So you might be looking at the picture above and thinking, “OK, what does this gooey, delicious-looking pastry-cake thing have to do with monkeys?”  Well, you have to eat this monkey bread by picking the pieces apart, like a monkey reaching for some food.  We know that sounds weird, but stick with us here:  this is really tasty.  We made monkey bread for brunch one day when we had guests over, and it was the perfect casual, sweet dish to serve on a lazy morning.  You can make the dough ahead of time, bake it when you’re ready, and then whip up the caramel sauce to top it with right before you eat it.  So if you’re interested in exploring the eating habits of your primate origins, we’ll walk you through how we made this monkey bread (based on these two recipes from Bon Appétit).

You’ll need:

  • 3 1/2 sticks of butter
  • Milk
  • An envelope of yeast
  • Flour
  • Sugar
  • 4 eggs
  • Cinnamon
  • Raw sugar
  • Cream of tartar
  • Heavy cream

You’ll also want to have a Bundt pan and a digital or candy thermometer on hand.

You can start making the dough by cutting 2 sticks of butter into pieces and placing them in your stand mixer, which you should fit with a paddle attachment.




Whip the butter for about a minute, then scrape it out of the bowl and set it aside.




Add 3 cups of flour, 3 tablespoons of sugar, and a pinch of salt into the bowl of the stand mixer, this time with the whisk attached.  Mix these until they just combine.




Pour 1/3 cup of milk into a saucepan over your stove and warm it over low heat until it reaches about 110°F (use your thermometer to measure the temperature).  Take the pan off the heat and whisk in the entire envelope of yeast, then let this sit for 5 minutes until it foams.  Add the milk and yeast in to the flour mixture along with the 4 eggs, and use a dough hook to combine everything together on a medium-low speed for 5-10 minutes until you have a smooth and elastic dough.  Then add in the whipped butter, one tablespoon at a time, until the dough is completely and evenly mixed.
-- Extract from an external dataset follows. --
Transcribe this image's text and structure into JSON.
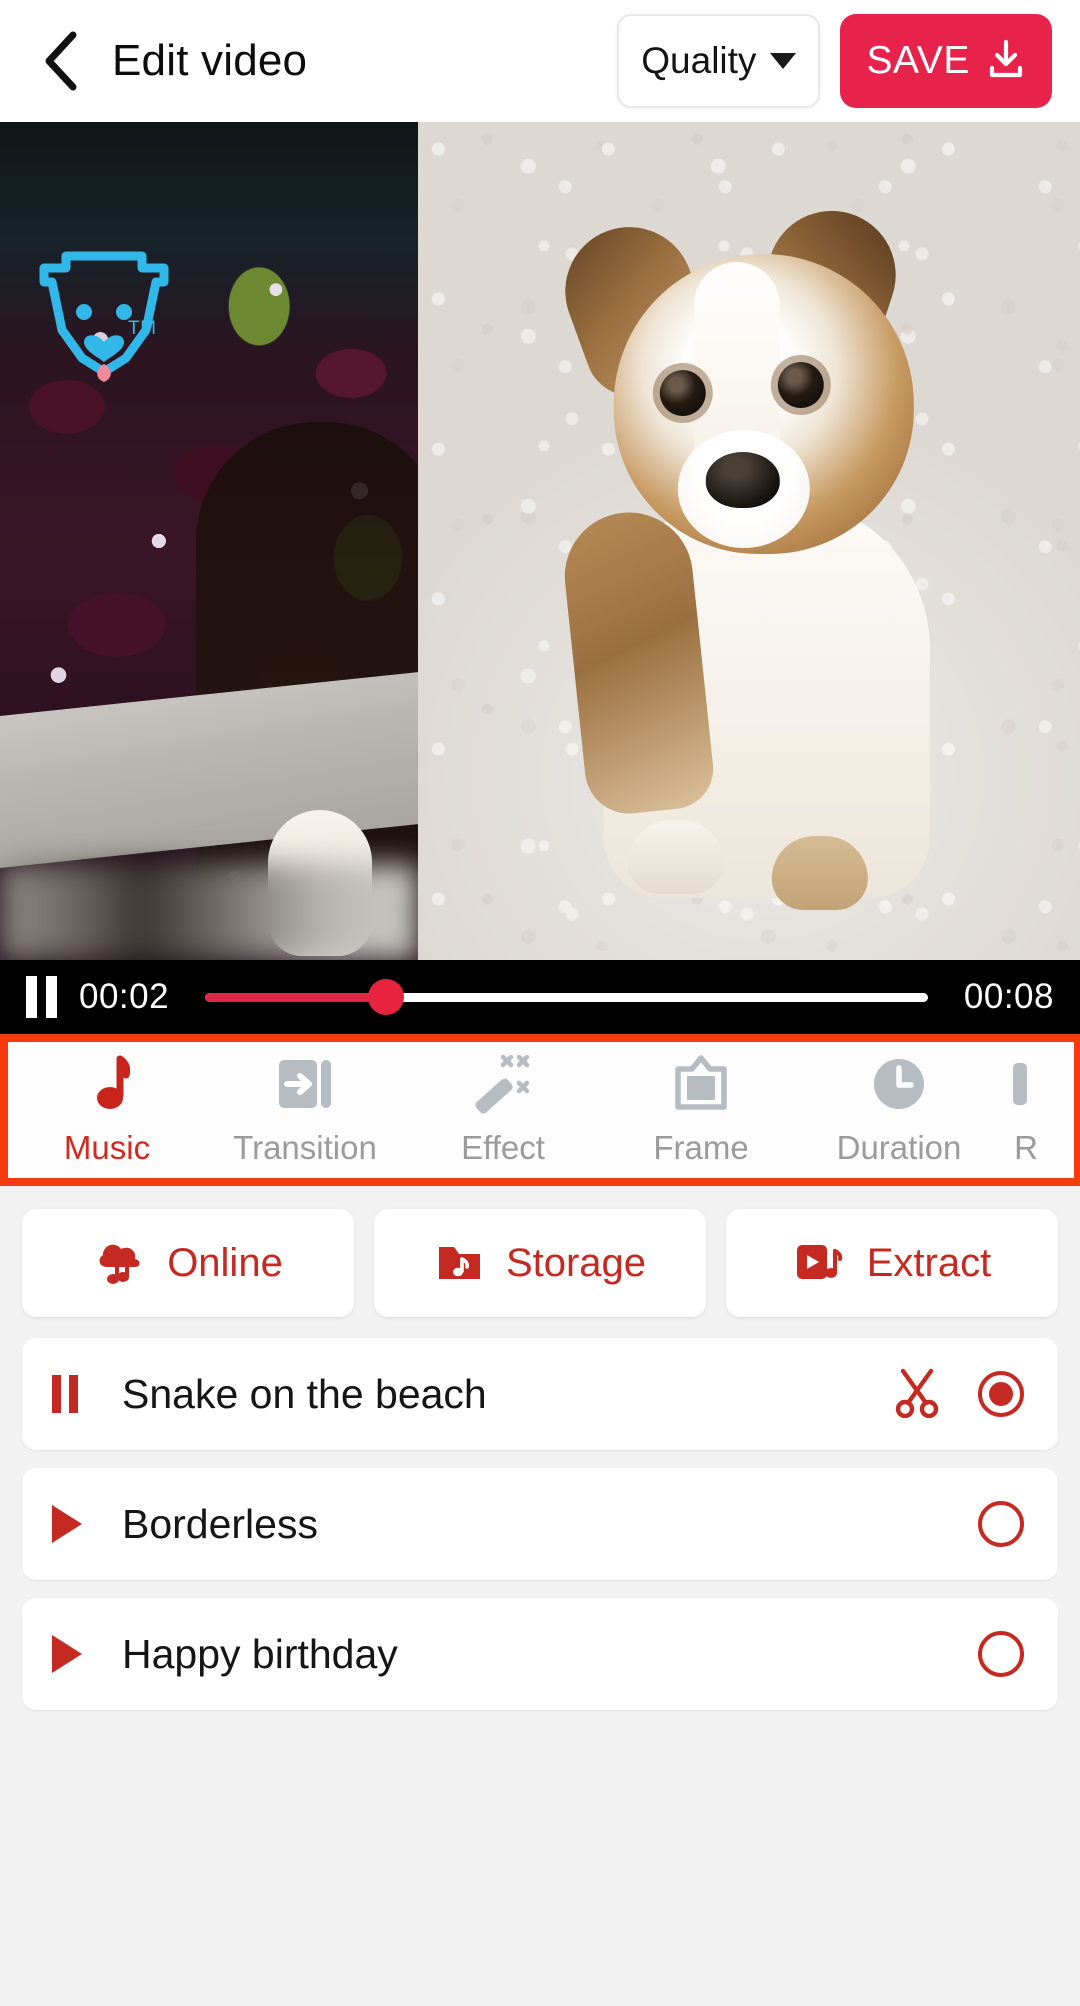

This part will take a while, so be patient.




Cover the dough and let it sit in a warm spot for about an hour.  It will be puffy when you uncover it, so punch it down.  Line a casserole dish in plastic wrap and push the dough into the pan, then cover it with more plastic wrap.  Use your hands to spread it out evenly all across the dish and place it in your freezer for 20 minutes or refrigerate it overnight.  When you take it out, brush it on both sides with 6 tablespoons of melted butter.




Now combine 3/4 cup of sugar with a tablespoon of cinnamon in a bowl.




Sprinkle this mixture over the entire surface of the dough.




Then use a pizza cutter to slice the dough up into 12 strips …




… and cut each of those strips into 6 pieces, so you have a bunch of squares.




Grease your Bundt pan and sprinkle raw sugar along the inside.  Use your hands to roll each dough square into a ball, then gently place them all around the inside of the pan.




Cover the pan and let the dough rise for another 45 minutes, then bake the monkey bread at 350°F for 25-35 minutes until it’s golden brown.




While the monkey bread is cooling, you can make the caramel:  place a cup of sugar, 1/8 teaspoon of cream of tartar, and 3 tablespoons of water in a saucepan.




Bring these ingredients to a boil over medium heat, using a spatula to scrape down the sides of the pan, and then turn the heat down to medium-low and watch your mixture carefully.




After about 4 minutes everything should start turning  golden brown.  Keep the boil going but make sure to swirl the mixture around every so often, and after another 4 minutes or so the color should darken further and a little smoke should rise up.  Take the pan off the heat when this happens and add in 4 tablespoons of butter.




Stir constantly to fully incorporate the butter, then slowly mix in 1/2 cup of heavy cream and a pinch of salt.




Once the caramel is ready, use a frosting spatula to gently loosen the monkey bread from its pan.  Invert it over a plate, then pour the caramel evenly over the entire surface and serve!




As you might imagine, everyone’s going to end up with some sticky fingers when you dive into this, but it’s totally worth it.  The monkey bread comes out warm, soft, and chewy, and making the caramel sauce yourself adds a nice homemade touch.  All of it comes together into a sweet and unique comfort food that’s a perfect start to your day.  Supposedly Nancy Reagan had this on offer one Christmas in the White House, so if it’s good enough for the presidency then it’s excellent for your brunch table.